Eyes Wide Shut - how effective are EIAs?

Plan for Police Bay development available on the internet

The public scoping for the proposed Police Bay hotel development (see my previous blog) has brought EIAs into the public eye with a bang. In fact, this area is listed in the law as an Ecologically Sensitive Area and therefore one that needs an EIA for any project undertaken there. The public meeting at Takamaka was arranged by the developers and therefore it was a response required by law.

Every once in a while an advert appears in the Seychelles Nation stating that an Environmental Impact Assessment for some proposed hotel or other development is available for public inspection. Environmental Impact Assessments or EIAs are necessary for many types of development under Seychelles law. The Environment Protection Act and the Environment Protection (Impact Assessment) Regulations, S.I.39 of 1996 defines the types of development requiring EIAS as well as the procedures necessary. EIAs have been undertaken under this law since 1996, the first one for a hotel development on Praslin which I undertook. EIAs are conducted by consultants hired by the developer.

Saturday, May 25, 2013

A Take Away From Takamaka


Proposed resort development at Police Bay
The world is changing. And so is Seychelles. Things that we took for granted a few years ago are now being challenged. It's probably ironic but not unexpected that with government sanctioned "people-centred development", fuelled by a liberalising economy, taking centre stage in our country, we hear voices clamouring to be heard. 

This is the single most important message I took away from the Police Bay tourism development public scoping meeting held at Takamaka last Saturday.
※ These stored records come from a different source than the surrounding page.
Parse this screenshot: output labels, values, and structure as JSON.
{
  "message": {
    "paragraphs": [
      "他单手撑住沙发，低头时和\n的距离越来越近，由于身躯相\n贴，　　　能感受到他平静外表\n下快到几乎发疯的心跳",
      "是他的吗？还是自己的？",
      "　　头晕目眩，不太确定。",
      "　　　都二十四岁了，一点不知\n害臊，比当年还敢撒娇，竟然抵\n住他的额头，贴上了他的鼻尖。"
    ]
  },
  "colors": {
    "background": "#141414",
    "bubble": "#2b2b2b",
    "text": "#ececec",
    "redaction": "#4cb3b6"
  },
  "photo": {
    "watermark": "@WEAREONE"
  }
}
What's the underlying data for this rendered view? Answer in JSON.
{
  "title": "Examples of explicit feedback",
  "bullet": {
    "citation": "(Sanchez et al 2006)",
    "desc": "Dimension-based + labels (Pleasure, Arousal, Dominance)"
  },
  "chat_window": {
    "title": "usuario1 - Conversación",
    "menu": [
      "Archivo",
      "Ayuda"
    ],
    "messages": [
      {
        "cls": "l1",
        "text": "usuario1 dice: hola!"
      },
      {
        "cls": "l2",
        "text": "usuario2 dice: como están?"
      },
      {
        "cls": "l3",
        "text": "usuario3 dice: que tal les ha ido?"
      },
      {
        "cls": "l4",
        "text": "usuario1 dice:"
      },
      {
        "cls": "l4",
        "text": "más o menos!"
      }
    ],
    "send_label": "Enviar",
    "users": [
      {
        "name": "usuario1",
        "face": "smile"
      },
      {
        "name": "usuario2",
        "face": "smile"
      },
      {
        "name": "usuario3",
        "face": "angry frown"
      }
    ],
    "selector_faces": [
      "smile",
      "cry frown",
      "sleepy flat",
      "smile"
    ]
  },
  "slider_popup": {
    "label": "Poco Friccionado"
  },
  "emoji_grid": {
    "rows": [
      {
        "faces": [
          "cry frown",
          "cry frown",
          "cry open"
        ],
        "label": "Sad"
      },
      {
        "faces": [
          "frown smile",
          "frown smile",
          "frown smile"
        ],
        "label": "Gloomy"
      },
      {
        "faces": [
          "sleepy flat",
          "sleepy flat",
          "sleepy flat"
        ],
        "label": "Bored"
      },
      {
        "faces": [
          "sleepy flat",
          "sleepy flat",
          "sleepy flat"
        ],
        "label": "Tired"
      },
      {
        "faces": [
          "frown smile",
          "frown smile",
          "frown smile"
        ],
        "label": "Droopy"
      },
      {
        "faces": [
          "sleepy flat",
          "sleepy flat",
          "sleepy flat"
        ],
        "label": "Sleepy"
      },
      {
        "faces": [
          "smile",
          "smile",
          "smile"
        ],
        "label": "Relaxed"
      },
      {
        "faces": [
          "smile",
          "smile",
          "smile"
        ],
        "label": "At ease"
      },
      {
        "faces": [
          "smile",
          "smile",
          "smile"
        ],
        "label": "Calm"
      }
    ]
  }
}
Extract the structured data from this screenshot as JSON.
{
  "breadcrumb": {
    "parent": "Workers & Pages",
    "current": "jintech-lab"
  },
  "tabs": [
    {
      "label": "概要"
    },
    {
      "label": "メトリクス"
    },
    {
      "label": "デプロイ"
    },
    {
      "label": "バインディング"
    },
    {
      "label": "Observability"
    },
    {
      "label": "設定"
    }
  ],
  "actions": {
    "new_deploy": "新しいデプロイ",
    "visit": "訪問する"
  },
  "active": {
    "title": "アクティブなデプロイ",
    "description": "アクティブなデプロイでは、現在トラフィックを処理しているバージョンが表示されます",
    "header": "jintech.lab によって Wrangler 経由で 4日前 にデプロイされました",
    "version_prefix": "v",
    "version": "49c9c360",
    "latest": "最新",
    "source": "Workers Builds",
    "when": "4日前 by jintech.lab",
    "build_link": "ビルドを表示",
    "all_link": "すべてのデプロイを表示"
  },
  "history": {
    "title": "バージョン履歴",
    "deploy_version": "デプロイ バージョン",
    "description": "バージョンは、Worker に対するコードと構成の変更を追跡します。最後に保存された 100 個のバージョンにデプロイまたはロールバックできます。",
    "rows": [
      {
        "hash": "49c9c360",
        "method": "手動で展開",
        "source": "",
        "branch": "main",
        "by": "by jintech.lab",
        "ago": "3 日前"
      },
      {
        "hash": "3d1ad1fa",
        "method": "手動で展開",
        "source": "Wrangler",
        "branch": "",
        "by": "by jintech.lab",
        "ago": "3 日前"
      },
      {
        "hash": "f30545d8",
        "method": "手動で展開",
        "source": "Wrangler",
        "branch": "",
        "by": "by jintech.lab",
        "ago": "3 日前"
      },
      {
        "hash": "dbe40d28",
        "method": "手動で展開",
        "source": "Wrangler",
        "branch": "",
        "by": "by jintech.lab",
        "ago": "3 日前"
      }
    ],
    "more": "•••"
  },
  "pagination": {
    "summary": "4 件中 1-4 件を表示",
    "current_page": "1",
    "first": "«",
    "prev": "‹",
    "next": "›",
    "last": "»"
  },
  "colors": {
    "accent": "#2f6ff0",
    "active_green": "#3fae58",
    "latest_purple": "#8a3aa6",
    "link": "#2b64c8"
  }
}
People wanted to be heard, and more than that, they wanted their needs and wants to be acted on by authorities. 


Thursday, May 16, 2013

Everyone a farmer?

Nature Seychelles' book 
The Seychelles is burdened with meetings – scores of them every month with the majority being quite forgetable and having little impact. However, I was at a not-so-ordinary workshop recently which despite not attracting enough publicity will, in my opinion, turn out to be a game changer. This was the national food and nutrition security workshop organized by the Ministry of Natural Resources.

I was taken by the notion of trying to rebrand agriculture as the food AND nutrition security sector. By doing so it is possible to shift our thinking and find new and innovative solutions for agriculture in Seychelles, which by all accounts is in the doldrums


Thursday, May 2, 2013

Where are the Green Buildings in Seychelles?

Nature Seychelles' Zero Energy Net (ZEN) bulding.
I know and accept that we live in a small island republic, distant from markets and knowledge centres, but I’m still haunted by the notion that the world is passing us by. One of the world trends, if I can call it that because it started in the 1970’s, that hasn’t taken off in Seychelles is the concept of Green Buildings or Green Design.

Green buildings have been developed in response to the energy crisis and growing concerns about the environment. One would have thought the urgent need in Seychelles to save energy and reduce environmental problems should have encouraged a wave of green buildings. But even new infrastructure with ample investment such as Eden Island don’t have solar energy, rain water harvesting, etc.